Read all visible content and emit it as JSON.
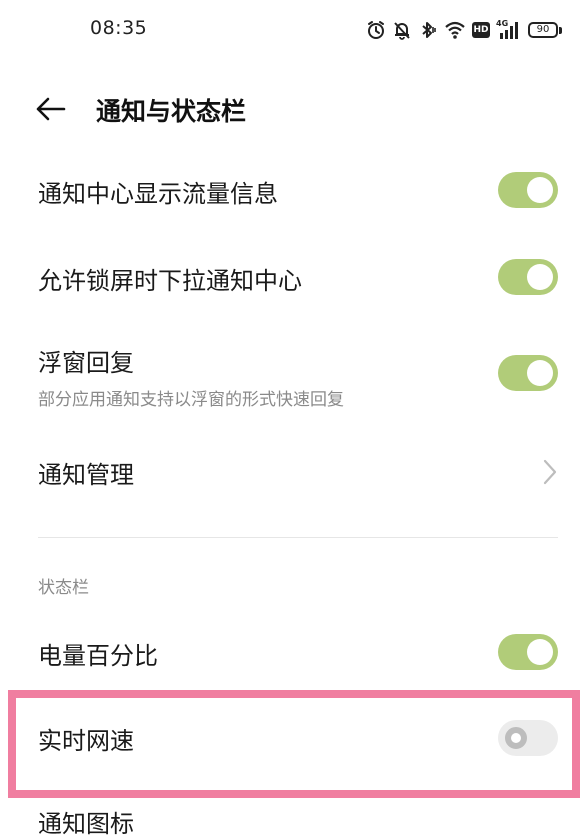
{
  "status_bar": {
    "time": "08:35",
    "battery_level": "90",
    "network_type": "4G",
    "hd_label": "HD",
    "icons": [
      "alarm-icon",
      "mute-icon",
      "bluetooth-icon",
      "wifi-icon",
      "hd-icon",
      "signal-icon",
      "battery-icon"
    ]
  },
  "header": {
    "title": "通知与状态栏",
    "back_icon": "arrow-left-icon"
  },
  "settings": {
    "notif_traffic": {
      "label": "通知中心显示流量信息",
      "enabled": true
    },
    "lock_pulldown": {
      "label": "允许锁屏时下拉通知中心",
      "enabled": true
    },
    "float_reply": {
      "label": "浮窗回复",
      "description": "部分应用通知支持以浮窗的形式快速回复",
      "enabled": true
    },
    "notif_manage": {
      "label": "通知管理",
      "icon": "chevron-right-icon"
    }
  },
  "status_section": {
    "header": "状态栏",
    "battery_percent": {
      "label": "电量百分比",
      "enabled": true
    },
    "realtime_speed": {
      "label": "实时网速",
      "enabled": false
    },
    "notif_icons": {
      "label": "通知图标"
    }
  },
  "colors": {
    "toggle_on": "#b1cc79",
    "toggle_off": "#ececec",
    "highlight": "#f07ea0",
    "secondary_text": "#8a8a8a"
  }
}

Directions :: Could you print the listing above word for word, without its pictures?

Your response ::
Read all visible content and emit it as JSON.
{
  "status_bar": {
    "time": "08:35",
    "battery_level": "90",
    "network_type": "4G",
    "hd_label": "HD",
    "icons": [
      "alarm-icon",
      "mute-icon",
      "bluetooth-icon",
      "wifi-icon",
      "hd-icon",
      "signal-icon",
      "battery-icon"
    ]
  },
  "header": {
    "title": "通知与状态栏",
    "back_icon": "arrow-left-icon"
  },
  "settings": {
    "notif_traffic": {
      "label": "通知中心显示流量信息",
      "enabled": true
    },
    "lock_pulldown": {
      "label": "允许锁屏时下拉通知中心",
      "enabled": true
    },
    "float_reply": {
      "label": "浮窗回复",
      "description": "部分应用通知支持以浮窗的形式快速回复",
      "enabled": true
    },
    "notif_manage": {
      "label": "通知管理",
      "icon": "chevron-right-icon"
    }
  },
  "status_section": {
    "header": "状态栏",
    "battery_percent": {
      "label": "电量百分比",
      "enabled": true
    },
    "realtime_speed": {
      "label": "实时网速",
      "enabled": false
    },
    "notif_icons": {
      "label": "通知图标"
    }
  },
  "colors": {
    "toggle_on": "#b1cc79",
    "toggle_off": "#ececec",
    "highlight": "#f07ea0",
    "secondary_text": "#8a8a8a"
  }
}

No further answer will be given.